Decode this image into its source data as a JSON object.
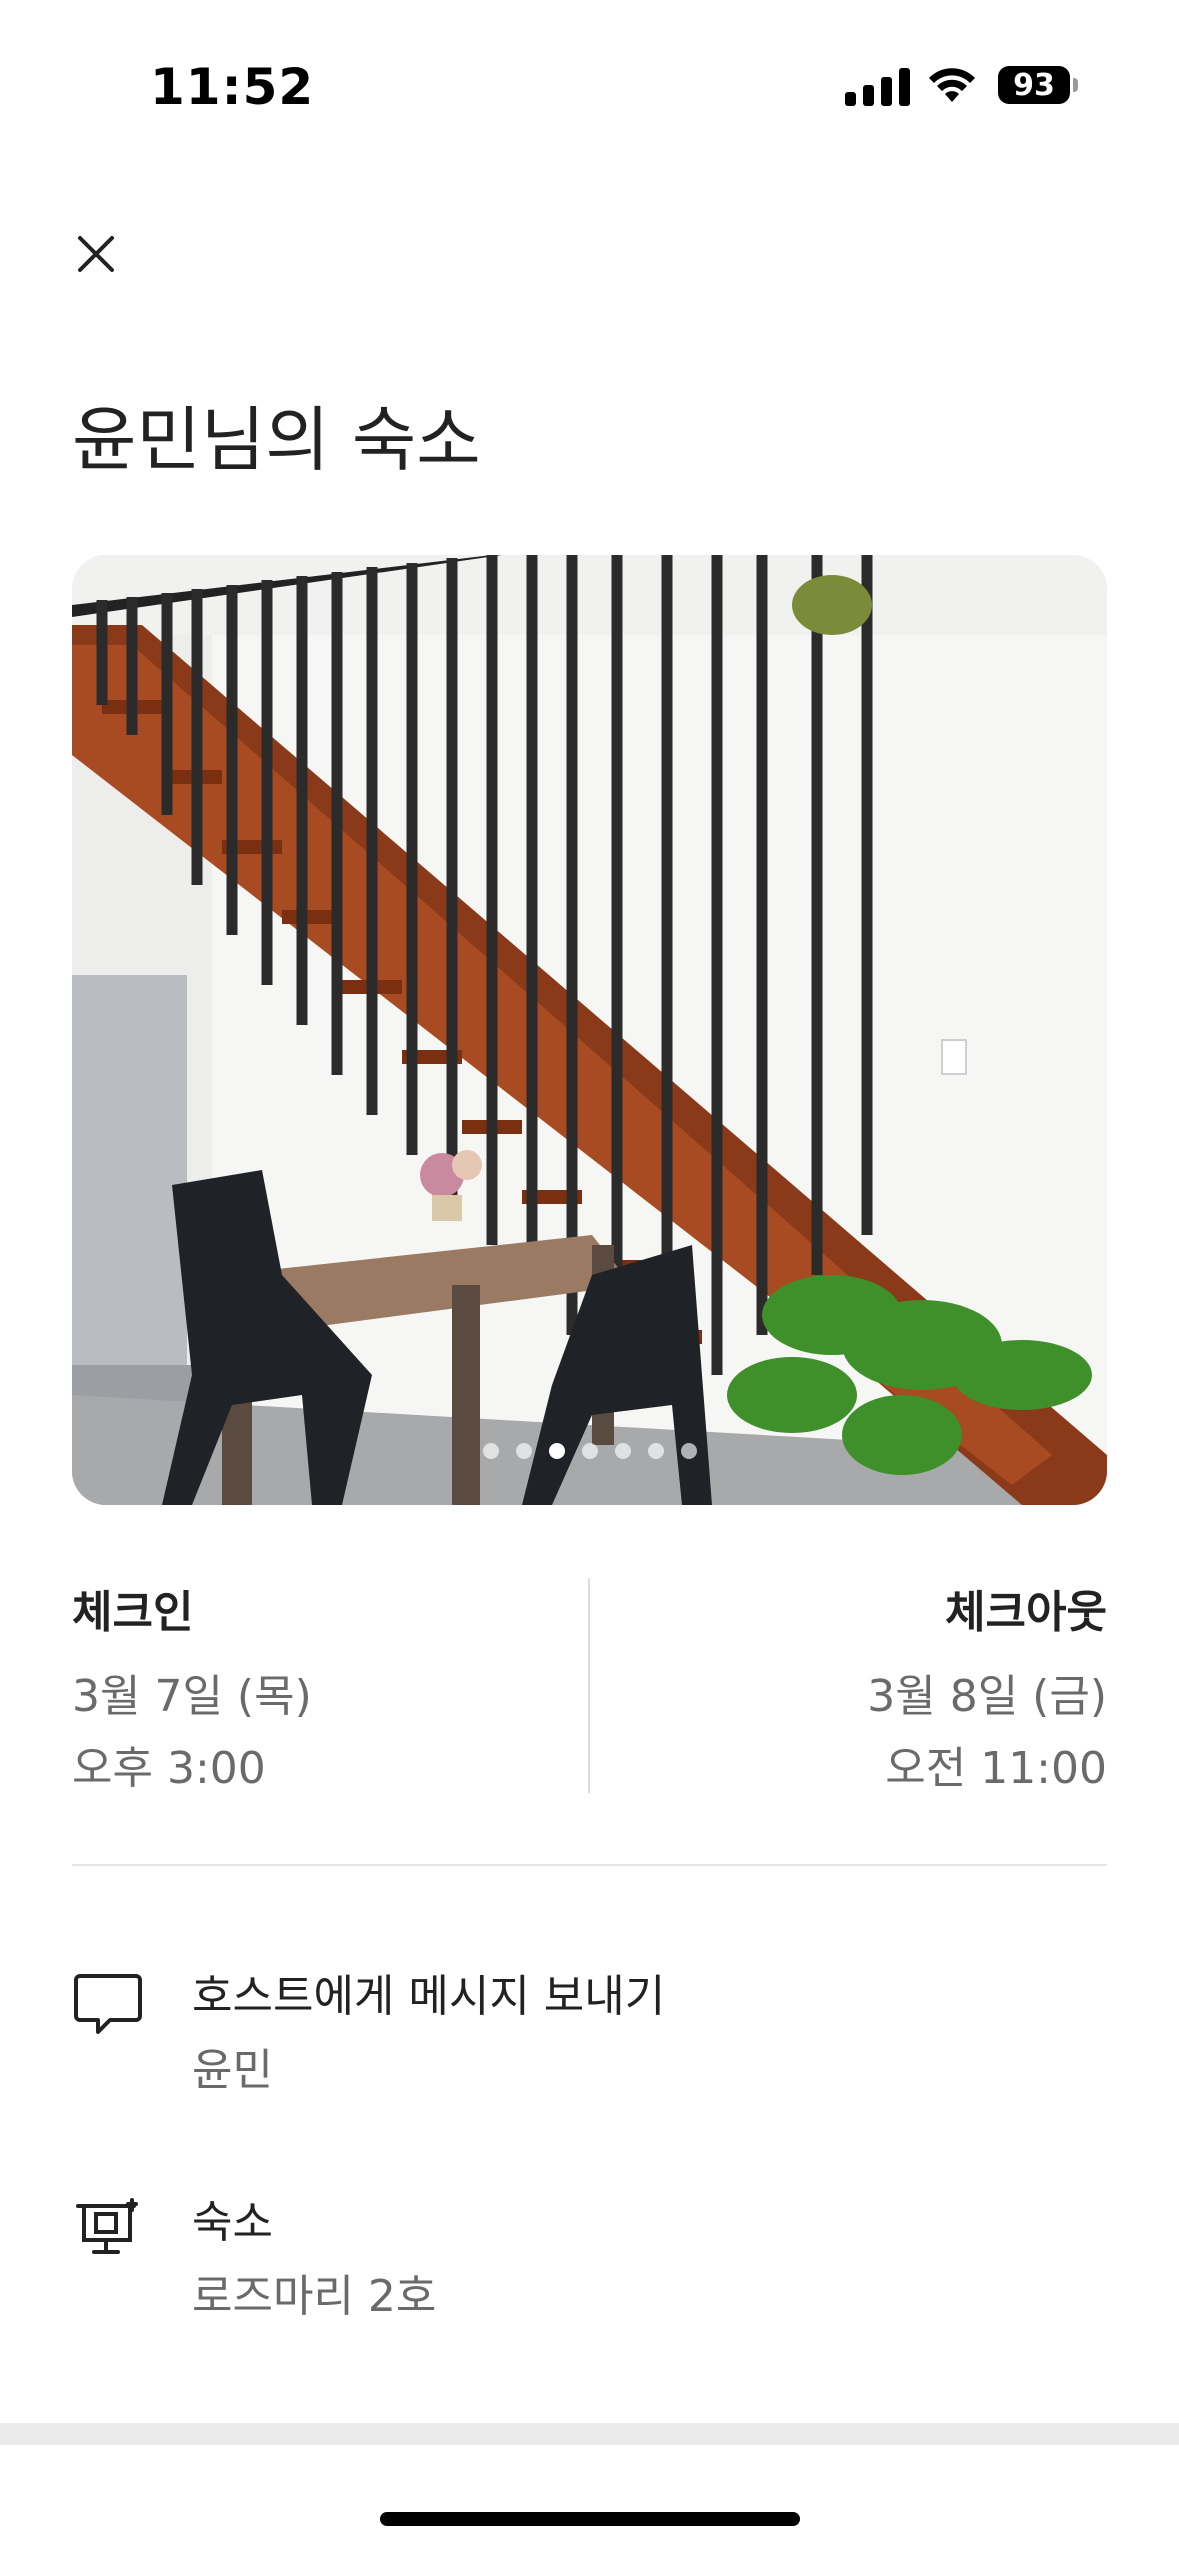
{
  "status_bar": {
    "time": "11:52",
    "battery": "93"
  },
  "header": {
    "close_icon": "close-icon",
    "title": "윤민님의 숙소"
  },
  "photo": {
    "description_icon": "listing-photo",
    "total_photos": 7,
    "active_index": 2
  },
  "checkin": {
    "label": "체크인",
    "date": "3월 7일 (목)",
    "time": "오후 3:00"
  },
  "checkout": {
    "label": "체크아웃",
    "date": "3월 8일 (금)",
    "time": "오전 11:00"
  },
  "message_host": {
    "icon": "message-icon",
    "title": "호스트에게 메시지 보내기",
    "subtitle": "윤민"
  },
  "listing": {
    "icon": "listing-icon",
    "title": "숙소",
    "subtitle": "로즈마리 2호"
  }
}
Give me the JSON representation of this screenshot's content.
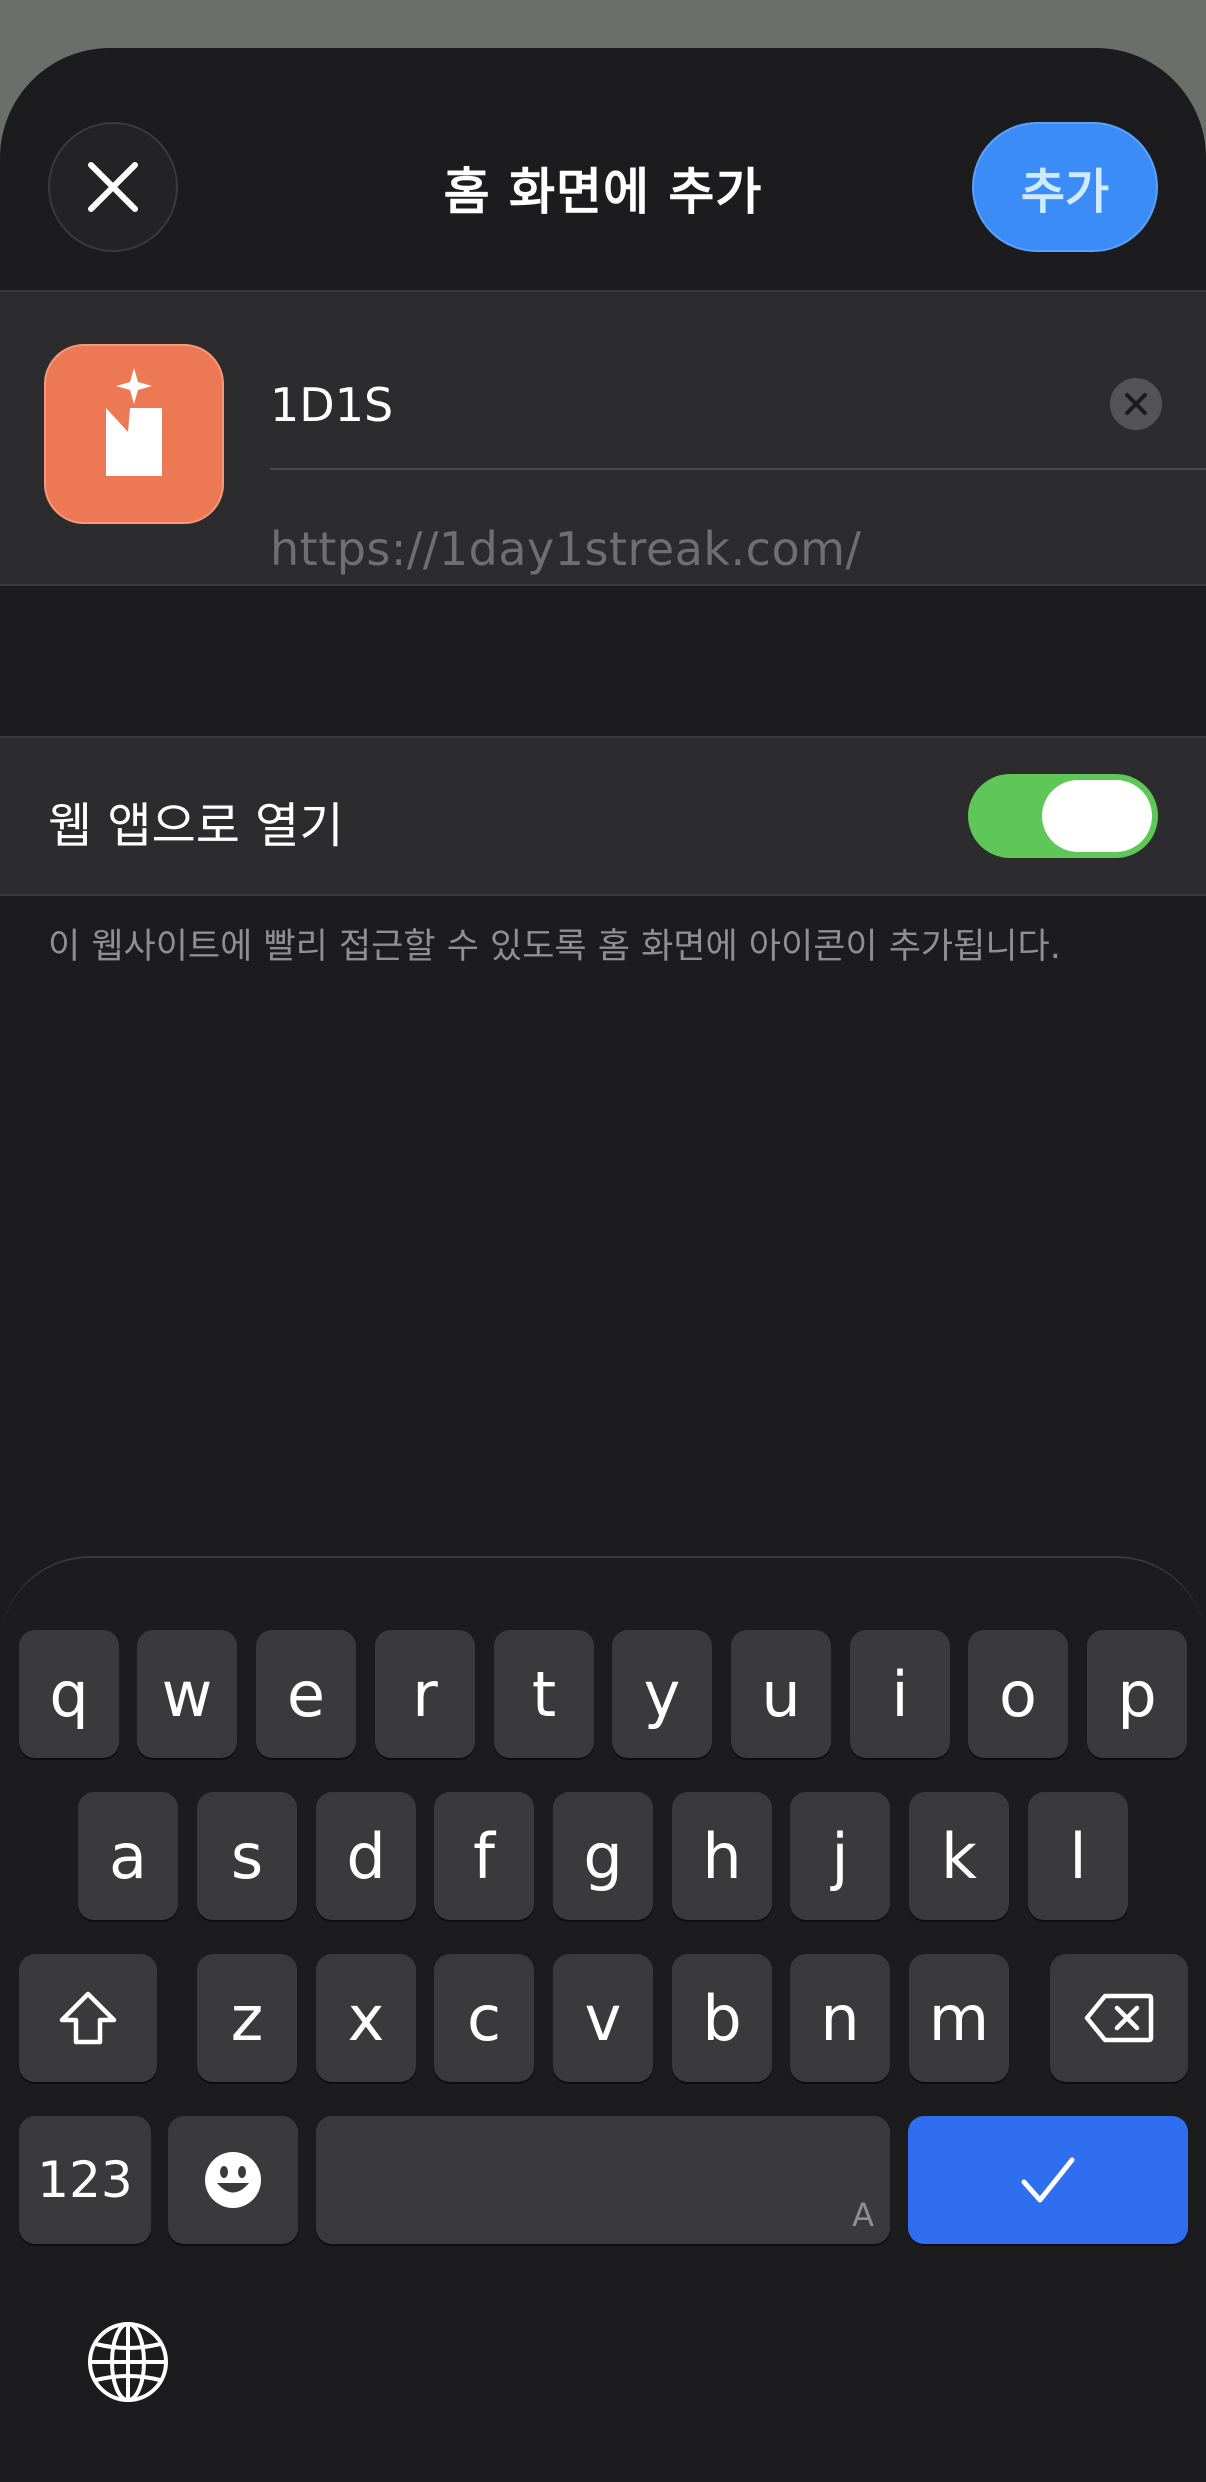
{
  "header": {
    "title": "홈 화면에 추가",
    "close_icon": "close-icon",
    "add_label": "추가",
    "accent_color": "#3b8cf6"
  },
  "bookmark": {
    "name_value": "1D1S",
    "url": "https://1day1streak.com/",
    "icon_color": "#ed7954",
    "clear_icon": "clear-circle-icon"
  },
  "web_app": {
    "label": "웹 앱으로 열기",
    "toggle_on": true,
    "toggle_color": "#5fc758"
  },
  "footnote": "이 웹사이트에 빨리 접근할 수 있도록 홈 화면에 아이콘이 추가됩니다.",
  "keyboard": {
    "row1": [
      "q",
      "w",
      "e",
      "r",
      "t",
      "y",
      "u",
      "i",
      "o",
      "p"
    ],
    "row2": [
      "a",
      "s",
      "d",
      "f",
      "g",
      "h",
      "j",
      "k",
      "l"
    ],
    "row3": [
      "z",
      "x",
      "c",
      "v",
      "b",
      "n",
      "m"
    ],
    "numbers_label": "123",
    "space_hint": "A",
    "shift_icon": "shift-icon",
    "delete_icon": "delete-icon",
    "emoji_icon": "emoji-icon",
    "return_icon": "checkmark-icon",
    "globe_icon": "globe-icon"
  }
}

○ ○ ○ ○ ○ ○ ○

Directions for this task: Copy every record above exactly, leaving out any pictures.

Exercise response:
Decode this image into its source data as a JSON object.
{
  "status_bar": {
    "time": "11:52",
    "battery": "93"
  },
  "header": {
    "close_icon": "close-icon",
    "title": "윤민님의 숙소"
  },
  "photo": {
    "description_icon": "listing-photo",
    "total_photos": 7,
    "active_index": 2
  },
  "checkin": {
    "label": "체크인",
    "date": "3월 7일 (목)",
    "time": "오후 3:00"
  },
  "checkout": {
    "label": "체크아웃",
    "date": "3월 8일 (금)",
    "time": "오전 11:00"
  },
  "message_host": {
    "icon": "message-icon",
    "title": "호스트에게 메시지 보내기",
    "subtitle": "윤민"
  },
  "listing": {
    "icon": "listing-icon",
    "title": "숙소",
    "subtitle": "로즈마리 2호"
  }
}
Give me the JSON representation of this screenshot's content.
{
  "header": {
    "title": "홈 화면에 추가",
    "close_icon": "close-icon",
    "add_label": "추가",
    "accent_color": "#3b8cf6"
  },
  "bookmark": {
    "name_value": "1D1S",
    "url": "https://1day1streak.com/",
    "icon_color": "#ed7954",
    "clear_icon": "clear-circle-icon"
  },
  "web_app": {
    "label": "웹 앱으로 열기",
    "toggle_on": true,
    "toggle_color": "#5fc758"
  },
  "footnote": "이 웹사이트에 빨리 접근할 수 있도록 홈 화면에 아이콘이 추가됩니다.",
  "keyboard": {
    "row1": [
      "q",
      "w",
      "e",
      "r",
      "t",
      "y",
      "u",
      "i",
      "o",
      "p"
    ],
    "row2": [
      "a",
      "s",
      "d",
      "f",
      "g",
      "h",
      "j",
      "k",
      "l"
    ],
    "row3": [
      "z",
      "x",
      "c",
      "v",
      "b",
      "n",
      "m"
    ],
    "numbers_label": "123",
    "space_hint": "A",
    "shift_icon": "shift-icon",
    "delete_icon": "delete-icon",
    "emoji_icon": "emoji-icon",
    "return_icon": "checkmark-icon",
    "globe_icon": "globe-icon"
  }
}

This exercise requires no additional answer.